A Fragmented History of Typewriting
by Darren Wershler-Henry

There’s a current vogue for histories of various objects of arcana, but Darren Wershler-Henry takes the genre a step further with a book that is not actually a history of the typewriter – books of that sort apparently already exist in plentiful supply – but rather a kind of semiotics of typewriting itself, within the context of the past 150-odd years of Western culture.

As the title confesses, this is indeed a fragmentary history. Wershler-Henry’s scope is wide-ranging and largely unfettered by chronology. He looks at the typewriter’s mechanical precursors, the current rage for typewriter nostalgia, the debate over the origin of the QWERTY keyboard, and the provenance of the phenomenon known as the “Type-Writer Girl.”

Werschler-Henry_The Iron WhimBut Wershler-Henry believes that the act of typewriting poses existential challenges that go beyond its status as a mere mechanical innovation, and so the bulk of the book is spent looking at loftier issues. Of particular focus here are the relationships between typewriting and dictation – a tripartite process between dictator, amanuensis, and the typewriter itself – and typewriting and truth.

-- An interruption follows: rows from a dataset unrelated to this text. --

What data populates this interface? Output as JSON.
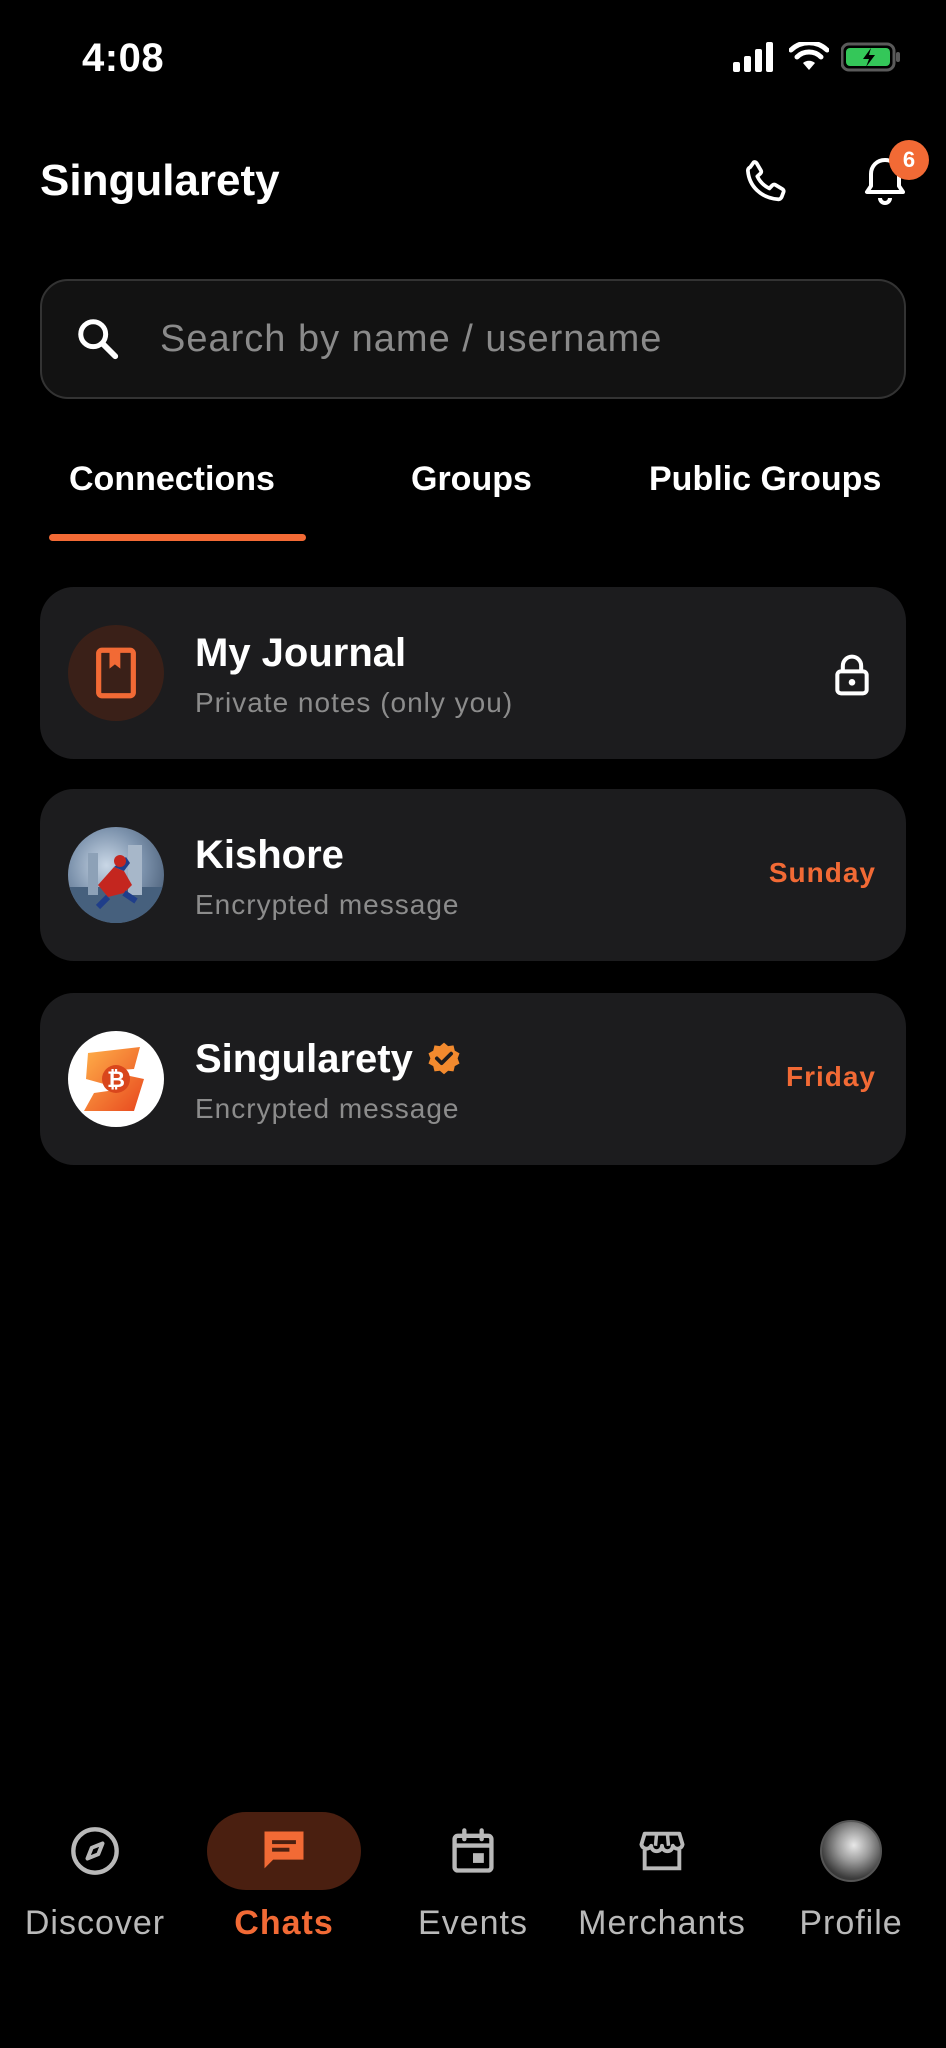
{
  "status_bar": {
    "time": "4:08"
  },
  "header": {
    "title": "Singularety",
    "notification_count": "6"
  },
  "search": {
    "placeholder": "Search by name / username"
  },
  "tabs": [
    {
      "label": "Connections",
      "active": true
    },
    {
      "label": "Groups",
      "active": false
    },
    {
      "label": "Public Groups",
      "active": false
    }
  ],
  "chats": [
    {
      "name": "My Journal",
      "subtitle": "Private notes (only you)",
      "trailing_icon": "lock-icon",
      "avatar_icon": "bookmark-icon"
    },
    {
      "name": "Kishore",
      "subtitle": "Encrypted message",
      "time": "Sunday"
    },
    {
      "name": "Singularety",
      "subtitle": "Encrypted message",
      "time": "Friday",
      "verified": true
    }
  ],
  "nav": [
    {
      "label": "Discover",
      "icon": "compass-icon",
      "active": false
    },
    {
      "label": "Chats",
      "icon": "chat-icon",
      "active": true
    },
    {
      "label": "Events",
      "icon": "calendar-icon",
      "active": false
    },
    {
      "label": "Merchants",
      "icon": "store-icon",
      "active": false
    },
    {
      "label": "Profile",
      "icon": "profile-avatar",
      "active": false
    }
  ],
  "colors": {
    "accent": "#f26a35",
    "background": "#000000",
    "card": "#1c1c1e",
    "muted_text": "#8c8c8c"
  }
}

As well as being far too long, The Iron Whim, which began as Wershler-Henry’s doctoral thesis, suffers from an endemic humourlessness that belies the “whim” of the title (a phrase adopted from McLuhan). The author, who is also an experimental poet and former editor at Coach House Books, has produced a work that feels like a cumbersome scholarly exercise, never indulging the reader by stepping outside of its self-imposed epistemological straitjacket.

There are attempts here to mix things up, as when Wershler-Henry invokes familiar academic touchstones like Foucault, Jameson, Bakhtin, and Baudrillard alongside pop culture favourites ranging from The Simpsons to William S. Burroughs to Kerouac to the infamous aphorism about the typing monkeys. But often there are baffling, unelucidated statements like “Typewriting is rarely simple, but is never innocent.” It feels as if Wershler-Henry has overthought his thesis and in doing so has gotten stuck in a mire of self-reflexivity and presuppositions that fatally detract from the true nuggets of interest here.

—Emily Donaldson